(Excerpts from a dataset)

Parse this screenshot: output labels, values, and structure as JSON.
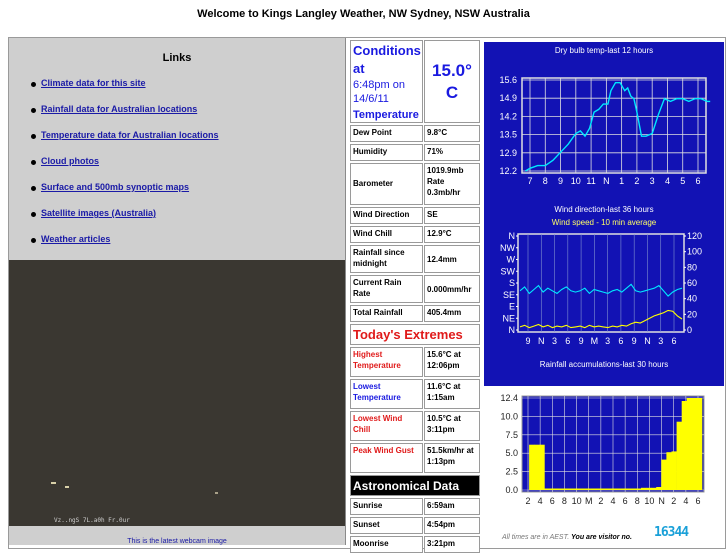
{
  "page": {
    "title": "Welcome to Kings Langley Weather, NW Sydney, NSW Australia"
  },
  "links": {
    "heading": "Links",
    "items": [
      "Climate data for this site",
      "Rainfall data for Australian locations",
      "Temperature data for Australian locations",
      "Cloud photos",
      "Surface and 500mb synoptic maps",
      "Satellite images (Australia)",
      "Weather articles"
    ]
  },
  "webcam": {
    "stamp": "Vz..ngS  7L.a0h  Fr.0ur",
    "caption": "This is the latest webcam image"
  },
  "conditions": {
    "label": "Conditions at",
    "time": "6:48pm on 14/6/11",
    "temp_label": "Temperature",
    "temp_value": "15.0° C",
    "rows": [
      {
        "label": "Dew Point",
        "value": "9.8°C"
      },
      {
        "label": "Humidity",
        "value": "71%"
      },
      {
        "label": "Barometer",
        "value": "1019.9mb Rate 0.3mb/hr"
      },
      {
        "label": "Wind Direction",
        "value": "SE"
      },
      {
        "label": "Wind Chill",
        "value": "12.9°C"
      },
      {
        "label": "Rainfall since midnight",
        "value": "12.4mm"
      },
      {
        "label": "Current Rain Rate",
        "value": "0.000mm/hr"
      },
      {
        "label": "Total Rainfall",
        "value": "405.4mm"
      }
    ]
  },
  "extremes": {
    "heading": "Today's Extremes",
    "rows": [
      {
        "label": "Highest Temperature",
        "value": "15.6°C at 12:06pm",
        "color": "red"
      },
      {
        "label": "Lowest Temperature",
        "value": "11.6°C at 1:15am",
        "color": "blue"
      },
      {
        "label": "Lowest Wind Chill",
        "value": "10.5°C at 3:11pm",
        "color": "red"
      },
      {
        "label": "Peak Wind Gust",
        "value": "51.5km/hr at 1:13pm",
        "color": "red"
      }
    ]
  },
  "astro": {
    "heading": "Astronomical Data",
    "rows": [
      {
        "label": "Sunrise",
        "value": "6:59am"
      },
      {
        "label": "Sunset",
        "value": "4:54pm"
      },
      {
        "label": "Moonrise",
        "value": "3:21pm"
      }
    ]
  },
  "colors": {
    "chart_bg": "#1212b4",
    "temp_line": "#00e8ff",
    "wind_dir": "#00e8ff",
    "wind_speed": "#ffff00",
    "rain_bar": "#ffff00"
  },
  "footer": {
    "note_prefix": "All times are in AEST.",
    "note_bold": "You are visitor no.",
    "counter": "16344"
  },
  "chart_data": [
    {
      "type": "line",
      "title": "Dry bulb temp-last 12 hours",
      "categories": [
        "7",
        "8",
        "9",
        "10",
        "11",
        "N",
        "1",
        "2",
        "3",
        "4",
        "5",
        "6"
      ],
      "y_ticks": [
        "15.6",
        "14.9",
        "14.2",
        "13.5",
        "12.9",
        "12.2"
      ],
      "ylim": [
        12.2,
        15.6
      ],
      "x": [
        6.7,
        7.0,
        7.5,
        8.0,
        8.5,
        9.0,
        9.5,
        10.0,
        10.3,
        10.6,
        10.9,
        11.2,
        11.5,
        11.8,
        12.1,
        12.3,
        12.6,
        12.9,
        13.2,
        13.4,
        13.6,
        13.8,
        14.0,
        14.3,
        14.6,
        15.0,
        15.4,
        15.8,
        16.2,
        16.6,
        17.0,
        17.4,
        17.8,
        18.2,
        18.6,
        18.8
      ],
      "y": [
        12.2,
        12.3,
        12.4,
        12.4,
        12.6,
        12.9,
        13.2,
        13.6,
        13.7,
        13.5,
        13.8,
        14.4,
        14.5,
        14.7,
        14.7,
        15.2,
        15.5,
        15.5,
        15.2,
        15.3,
        15.0,
        14.9,
        14.4,
        13.5,
        13.5,
        13.6,
        14.3,
        14.9,
        14.8,
        14.9,
        14.9,
        14.8,
        14.9,
        14.9,
        14.8,
        14.8
      ]
    },
    {
      "type": "line",
      "title": "Wind direction-last 36 hours",
      "subtitle": "Wind speed - 10 min average",
      "categories": [
        "9",
        "N",
        "3",
        "6",
        "9",
        "M",
        "3",
        "6",
        "9",
        "N",
        "3",
        "6"
      ],
      "y_ticks_left": [
        "N",
        "NW",
        "W",
        "SW",
        "S",
        "SE",
        "E",
        "NE",
        "N"
      ],
      "y_ticks_right": [
        "120",
        "100",
        "80",
        "60",
        "40",
        "20",
        "0"
      ],
      "series": [
        {
          "name": "Wind direction",
          "values": [
            150,
            165,
            140,
            155,
            170,
            145,
            160,
            150,
            140,
            155,
            165,
            150,
            145,
            150,
            160,
            140,
            155,
            150,
            145,
            140,
            150,
            155,
            145,
            160,
            175,
            150,
            145,
            150,
            155,
            160,
            170,
            150,
            130,
            145,
            155,
            160
          ]
        },
        {
          "name": "Wind speed",
          "values": [
            4,
            6,
            3,
            5,
            7,
            4,
            6,
            3,
            5,
            4,
            6,
            3,
            4,
            5,
            3,
            6,
            4,
            5,
            4,
            3,
            5,
            4,
            6,
            5,
            8,
            10,
            9,
            12,
            15,
            18,
            20,
            22,
            25,
            24,
            18,
            14
          ]
        }
      ]
    },
    {
      "type": "bar",
      "title": "Rainfall accumulations-last 30 hours",
      "categories": [
        "2",
        "4",
        "6",
        "8",
        "10",
        "M",
        "2",
        "4",
        "6",
        "8",
        "10",
        "N",
        "2",
        "4",
        "6"
      ],
      "y_ticks": [
        "12.4",
        "10.0",
        "7.5",
        "5.0",
        "2.5",
        "0.0"
      ],
      "ylim": [
        0,
        12.4
      ],
      "values": [
        0.0,
        6.1,
        6.1,
        6.1,
        0.2,
        0.2,
        0.2,
        0.2,
        0.2,
        0.2,
        0.2,
        0.2,
        0.2,
        0.2,
        0.2,
        0.2,
        0.2,
        0.2,
        0.2,
        0.2,
        0.2,
        0.2,
        0.2,
        0.3,
        0.3,
        0.3,
        0.4,
        4.1,
        5.1,
        5.2,
        9.2,
        12.0,
        12.4,
        12.4,
        12.4
      ]
    }
  ]
}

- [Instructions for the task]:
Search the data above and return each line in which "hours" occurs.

- [The completed task]:
      "title": "Dry bulb temp-last 12 hours",
      "title": "Wind direction-last 36 hours",
      "title": "Rainfall accumulations-last 30 hours",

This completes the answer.